De la Iglesia says the time has come for producers and filmmakers to work with distributors and exhibitors in an effort to lure Spanish moviegoers back to the

multiplex -- a tall order, given that Spain's boxoffice take in the first half of this year was a mere €28.5 million

($42 million) for domestic product, with slightly less than 5 million tickets sold. That was a humble 10% of total domestic theatrical earnings.

"Does a film exist if no one sees it? I don't think so," de la Iglesia says. "(The distribution and exhibition sectors) are an essential part of the movie business. If we listen to them, we can improve the commercial future of the films and the professionals that live off this."

"What I learned in Communication 101 was (that) to communicate you need not just a message, but also a receiver," adds Gustavo Ferrada, head of pubcaster

Television Espanola's film department. "It might be a small audience, even a marginalized one. But you have to want to find the film's audience."

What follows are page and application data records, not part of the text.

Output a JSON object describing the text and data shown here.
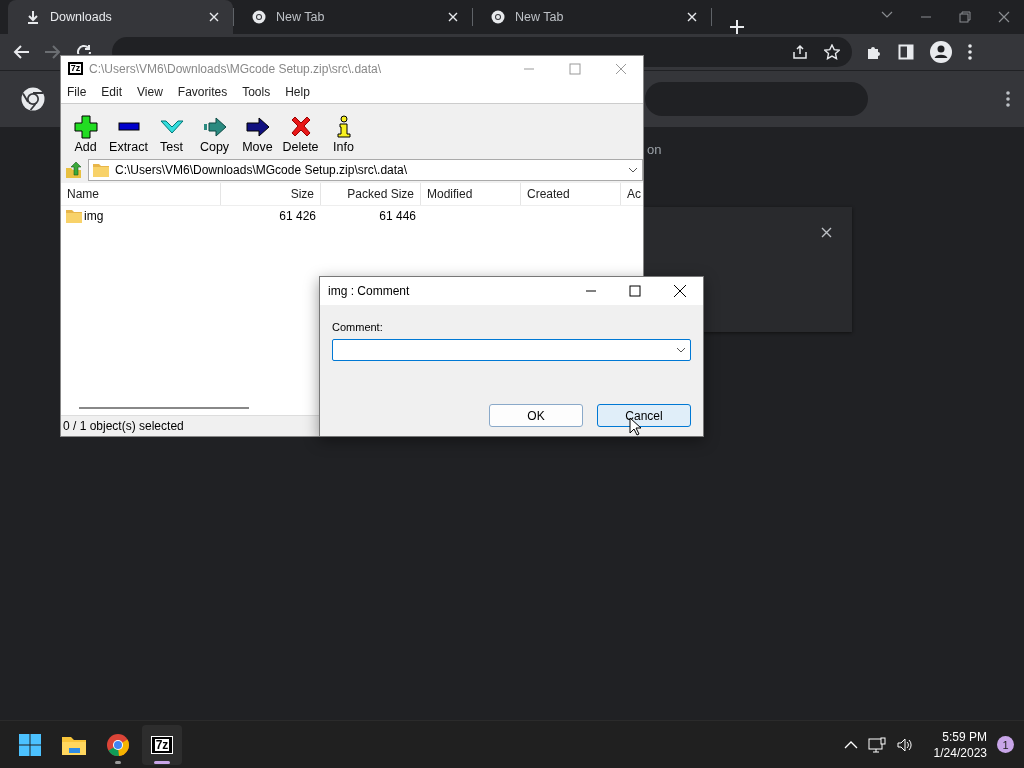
{
  "browser": {
    "tabs": [
      {
        "label": "Downloads",
        "selected": true,
        "kind": "download"
      },
      {
        "label": "New Tab",
        "selected": false,
        "kind": "chrome"
      },
      {
        "label": "New Tab",
        "selected": false,
        "kind": "chrome"
      }
    ],
    "page_text": "on"
  },
  "archive_window": {
    "logo": "7z",
    "title": "C:\\Users\\VM6\\Downloads\\MGcode Setup.zip\\src\\.data\\",
    "menu": [
      "File",
      "Edit",
      "View",
      "Favorites",
      "Tools",
      "Help"
    ],
    "toolbar": [
      {
        "label": "Add",
        "kind": "add"
      },
      {
        "label": "Extract",
        "kind": "extract"
      },
      {
        "label": "Test",
        "kind": "test"
      },
      {
        "label": "Copy",
        "kind": "copy"
      },
      {
        "label": "Move",
        "kind": "move"
      },
      {
        "label": "Delete",
        "kind": "delete"
      },
      {
        "label": "Info",
        "kind": "info"
      }
    ],
    "path": "C:\\Users\\VM6\\Downloads\\MGcode Setup.zip\\src\\.data\\",
    "columns": [
      "Name",
      "Size",
      "Packed Size",
      "Modified",
      "Created",
      "Ac"
    ],
    "rows": [
      {
        "name": "img",
        "size": "61 426",
        "packed_size": "61 446"
      }
    ],
    "status": "0 / 1 object(s) selected"
  },
  "comment_dialog": {
    "title": "img : Comment",
    "label": "Comment:",
    "buttons": [
      {
        "label": "OK",
        "hovered": false
      },
      {
        "label": "Cancel",
        "hovered": true
      }
    ]
  },
  "taskbar": {
    "apps": [
      {
        "kind": "start",
        "active": false
      },
      {
        "kind": "explorer",
        "active": false
      },
      {
        "kind": "chrome",
        "active": false
      },
      {
        "kind": "sevenzip",
        "label": "7z",
        "active": true
      }
    ],
    "time": "5:59 PM",
    "date": "1/24/2023",
    "notification_count": "1"
  }
}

This seems increasingly likely to happen with the new powers in place.

Even before last spring's reshuffle, however, the winds of change had been blowing through Spain as a new generation of producers, schooled abroad, started to rise through the ranks of TV broadcasters, with a far more market-friendly approach than previous generations.

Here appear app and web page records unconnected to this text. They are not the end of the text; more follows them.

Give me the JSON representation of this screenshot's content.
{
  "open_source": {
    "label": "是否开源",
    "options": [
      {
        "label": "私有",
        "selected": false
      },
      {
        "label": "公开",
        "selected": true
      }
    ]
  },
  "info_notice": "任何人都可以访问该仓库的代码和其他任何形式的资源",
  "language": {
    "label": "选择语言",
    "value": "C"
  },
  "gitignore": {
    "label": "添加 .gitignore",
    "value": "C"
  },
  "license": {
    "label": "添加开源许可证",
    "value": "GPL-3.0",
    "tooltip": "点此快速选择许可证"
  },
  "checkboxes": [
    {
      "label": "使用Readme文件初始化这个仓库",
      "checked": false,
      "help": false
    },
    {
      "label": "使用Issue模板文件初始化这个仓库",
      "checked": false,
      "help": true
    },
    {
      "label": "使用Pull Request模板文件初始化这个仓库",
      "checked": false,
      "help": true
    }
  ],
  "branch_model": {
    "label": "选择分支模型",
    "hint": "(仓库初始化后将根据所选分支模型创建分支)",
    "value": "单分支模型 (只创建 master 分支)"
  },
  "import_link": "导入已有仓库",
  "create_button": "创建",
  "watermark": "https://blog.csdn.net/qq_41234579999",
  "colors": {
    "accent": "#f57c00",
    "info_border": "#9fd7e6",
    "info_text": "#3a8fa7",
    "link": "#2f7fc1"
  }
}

"There is definitely a generational renewal going on," says producer Ignacio Salazar-Simpson. "Those of us in our 30s and 40s are comfortable talking business on international ventures. In order to make more successful films, we have to stop just co-producing with ourselves and look beyond our borders."

Foremost among those looking beyond Spain's borders are Mod Producciones' Fernando Bovaira and Telecinco Cinema's Alvaro Augustin, producers of the latest hit from Spanish wunderkind Alejandro Amenabar ("Open Your Eyes"), the €50 million ($74 million) English-language epic "Agora," expected to bolster Spain's slumped boxoffice sales for second-half 2009 after having the best opening of any movie in Spain so far this year.

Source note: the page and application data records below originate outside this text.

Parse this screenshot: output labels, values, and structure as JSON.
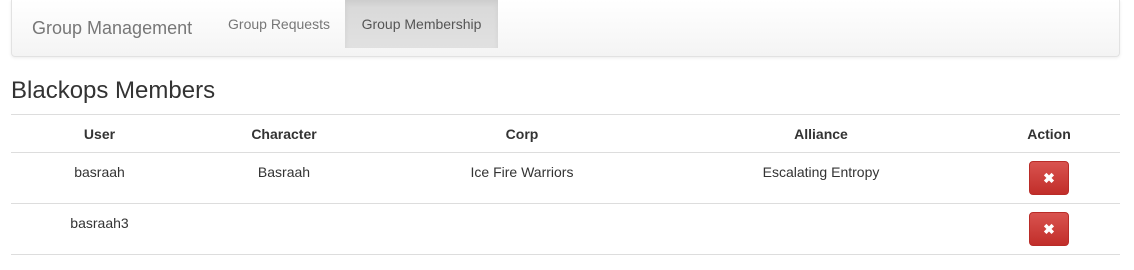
{
  "navbar": {
    "brand": "Group Management",
    "tabs": [
      {
        "label": "Group Requests",
        "active": false
      },
      {
        "label": "Group Membership",
        "active": true
      }
    ]
  },
  "page": {
    "title": "Blackops Members"
  },
  "table": {
    "headers": [
      "User",
      "Character",
      "Corp",
      "Alliance",
      "Action"
    ],
    "rows": [
      {
        "user": "basraah",
        "character": "Basraah",
        "corp": "Ice Fire Warriors",
        "alliance": "Escalating Entropy",
        "action_icon": "✖"
      },
      {
        "user": "basraah3",
        "character": "",
        "corp": "",
        "alliance": "",
        "action_icon": "✖"
      }
    ]
  },
  "colors": {
    "danger": "#d9534f",
    "active_tab_bg": "#dddddd",
    "muted_text": "#777777"
  },
  "icons": {
    "remove": "close-icon"
  }
}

Another obvious new generation product is Ignacio Perez Dolset, producer of Ilion Animation Studios' €60 million ($87 million) "Planet 51," which Sony plans to release in the U.S. in November. With a script by "Shrek's" Joe Stillman and lead voices by Dwayne "The Rock" Johnson and Jessica Biel, "Planet" clearly targets the international audience.

"Take a look at the boxoffice. The common denominator is young people," says Francisco Ramos, producer of Spain's biggest sleeper this year, "Sex, Party and Lies." "Why are we making theatrical films aimed at older audiences? That ignores the whole wave of TV-bred actors and audiences, not to mention the key to financing a film."

The key to finance may come outside Spain. With TV financing for independent projects coming primarily from the pubcaster Television Espanola and exhibition windows becoming increasingly tricky, many new-generation producers are looking overseas for money.

"Between the fact that it's extremely difficult to release a Spanish film in Spain and to sell it abroad, it has become obvious that the only way to succeed is to open up to the rest of the world," Zip Films CEO Jordi Rediu says.

With a new generation of producers in place, legislation to strengthen their product under way and a fresh batch of forward-thinking players in key government positions, the ripples we are seeing now may be just the beginning of a wave of change. Without it, the future looks uncertain if Spain wants to hold onto its younger moviegoers.

"We share today's cultural cues," says Jorge Tuca, Telecinco Cinema's Director of Feature Films Development. "And you need to talk that same language to reach an audience that is downloading films and playing on the Wii."